In late January, the Kansas Wildlife Exhibit (KWE), 700 Nims, received a male golden eagle into its care. The golden eagle is estimated to be around 10 years old.
After holding a naming contest through the Kansas Wildlife Exhibit Facebook page, the community chose the name Keeper for the new raptor. The Keeper of the Plains statue can be seen from the Kansas Wildlife Exhibit.
Keeper comes to the KWE after being hit by a semi in late 2021 and undergoing surgery on his wing. Despite his surgery, Keeper will never be fully flight capable and cannot be released.

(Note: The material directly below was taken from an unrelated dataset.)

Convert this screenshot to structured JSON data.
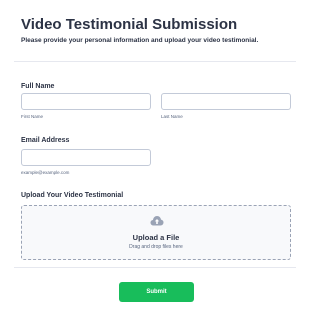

The best time to visit Keeper is during the daily noon feeding time at the KWE.
Staff at the KWE will soon begin training the bird to be integrated into the animal ambassador program, which aims to help bring an up close and personal educational experience to residents using native Kansas wildlife which have been orphaned or injured and cannot be released into the wild.
The Kansas Wildlife Exhibit has been a mainstay of Riverside Park since the early 1900s, serving as the city's zoo until the Sedgwick County Zoo was opened in 1974. As a result, in the mid-1980s, the exhibit's focus shifted to native Kansas animals. Located in Central Riverside Park, the Kansas Wildlife Exhibit features over 25 species in eight naturalistic cages.